(Records excerpted from a collection)

%%

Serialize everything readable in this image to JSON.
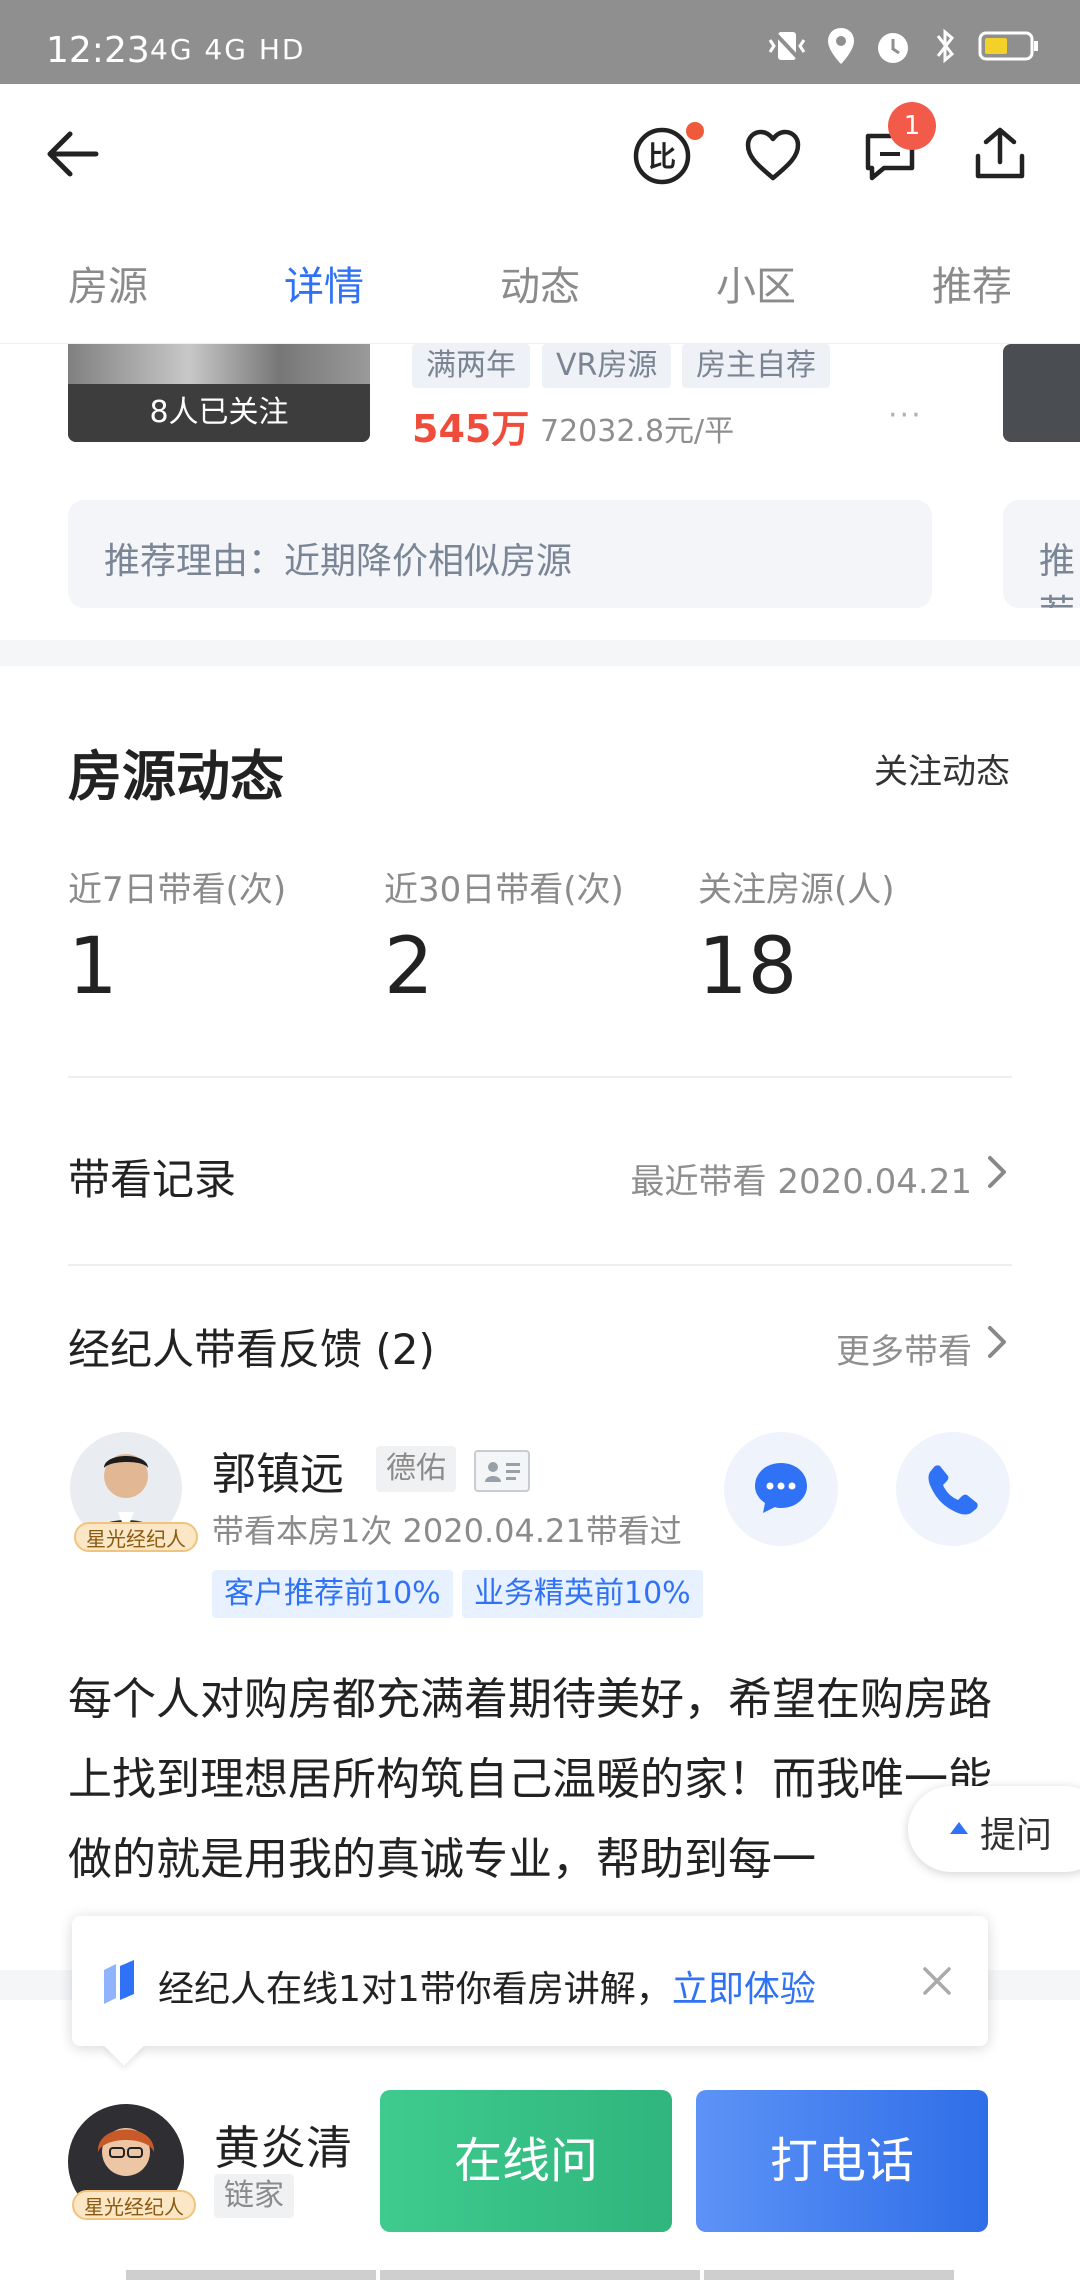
{
  "status_bar": {
    "time": "12:23",
    "network": "4G 4G HD"
  },
  "header": {
    "back_icon": "arrow-left-icon",
    "compare_icon": "compare-icon",
    "favorite_icon": "heart-icon",
    "message_icon": "chat-icon",
    "message_badge": "1",
    "share_icon": "share-icon"
  },
  "tabs": [
    {
      "label": "房源",
      "active": false
    },
    {
      "label": "详情",
      "active": true
    },
    {
      "label": "动态",
      "active": false
    },
    {
      "label": "小区",
      "active": false
    },
    {
      "label": "推荐",
      "active": false
    }
  ],
  "recommend_card": {
    "followers": "8人已关注",
    "tags": [
      "满两年",
      "VR房源",
      "房主自荐"
    ],
    "price": "545万",
    "unit_price": "72032.8元/平",
    "more": "···",
    "reason": "推荐理由：近期降价相似房源",
    "reason_peek": "推荐"
  },
  "dynamics": {
    "title": "房源动态",
    "follow_link": "关注动态",
    "stats": [
      {
        "label": "近7日带看(次)",
        "value": "1"
      },
      {
        "label": "近30日带看(次)",
        "value": "2"
      },
      {
        "label": "关注房源(人)",
        "value": "18"
      }
    ],
    "viewing_record": {
      "title": "带看记录",
      "recent": "最近带看 2020.04.21"
    },
    "feedback": {
      "title": "经纪人带看反馈 (2)",
      "more": "更多带看"
    }
  },
  "agent": {
    "name": "郭镇远",
    "company": "德佑",
    "star_badge": "星光经纪人",
    "desc": "带看本房1次 2020.04.21带看过",
    "tags": [
      "客户推荐前10%",
      "业务精英前10%"
    ],
    "review": "每个人对购房都充满着期待美好，希望在购房路上找到理想居所构筑自己温暖的家！而我唯一能做的就是用我的真诚专业，帮助到每一"
  },
  "ask_button": "提问",
  "toast": {
    "text": "经纪人在线1对1带你看房讲解，",
    "link": "立即体验"
  },
  "bottom_bar": {
    "name": "黄炎清",
    "company": "链家",
    "star_badge": "星光经纪人",
    "online_button": "在线问",
    "call_button": "打电话"
  },
  "colors": {
    "accent": "#3072f6",
    "price": "#f04c3c",
    "online_green": "#2fb57d",
    "call_blue": "#2f6ee8"
  }
}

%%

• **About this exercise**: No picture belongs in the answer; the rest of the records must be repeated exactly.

• **Response to this exercise**:
Serialize everything readable in this image to JSON.
{
  "status_bar": {
    "time": "12:23",
    "network": "4G 4G HD"
  },
  "header": {
    "back_icon": "arrow-left-icon",
    "compare_icon": "compare-icon",
    "favorite_icon": "heart-icon",
    "message_icon": "chat-icon",
    "message_badge": "1",
    "share_icon": "share-icon"
  },
  "tabs": [
    {
      "label": "房源",
      "active": false
    },
    {
      "label": "详情",
      "active": true
    },
    {
      "label": "动态",
      "active": false
    },
    {
      "label": "小区",
      "active": false
    },
    {
      "label": "推荐",
      "active": false
    }
  ],
  "recommend_card": {
    "followers": "8人已关注",
    "tags": [
      "满两年",
      "VR房源",
      "房主自荐"
    ],
    "price": "545万",
    "unit_price": "72032.8元/平",
    "more": "···",
    "reason": "推荐理由：近期降价相似房源",
    "reason_peek": "推荐"
  },
  "dynamics": {
    "title": "房源动态",
    "follow_link": "关注动态",
    "stats": [
      {
        "label": "近7日带看(次)",
        "value": "1"
      },
      {
        "label": "近30日带看(次)",
        "value": "2"
      },
      {
        "label": "关注房源(人)",
        "value": "18"
      }
    ],
    "viewing_record": {
      "title": "带看记录",
      "recent": "最近带看 2020.04.21"
    },
    "feedback": {
      "title": "经纪人带看反馈 (2)",
      "more": "更多带看"
    }
  },
  "agent": {
    "name": "郭镇远",
    "company": "德佑",
    "star_badge": "星光经纪人",
    "desc": "带看本房1次 2020.04.21带看过",
    "tags": [
      "客户推荐前10%",
      "业务精英前10%"
    ],
    "review": "每个人对购房都充满着期待美好，希望在购房路上找到理想居所构筑自己温暖的家！而我唯一能做的就是用我的真诚专业，帮助到每一"
  },
  "ask_button": "提问",
  "toast": {
    "text": "经纪人在线1对1带你看房讲解，",
    "link": "立即体验"
  },
  "bottom_bar": {
    "name": "黄炎清",
    "company": "链家",
    "star_badge": "星光经纪人",
    "online_button": "在线问",
    "call_button": "打电话"
  },
  "colors": {
    "accent": "#3072f6",
    "price": "#f04c3c",
    "online_green": "#2fb57d",
    "call_blue": "#2f6ee8"
  }
}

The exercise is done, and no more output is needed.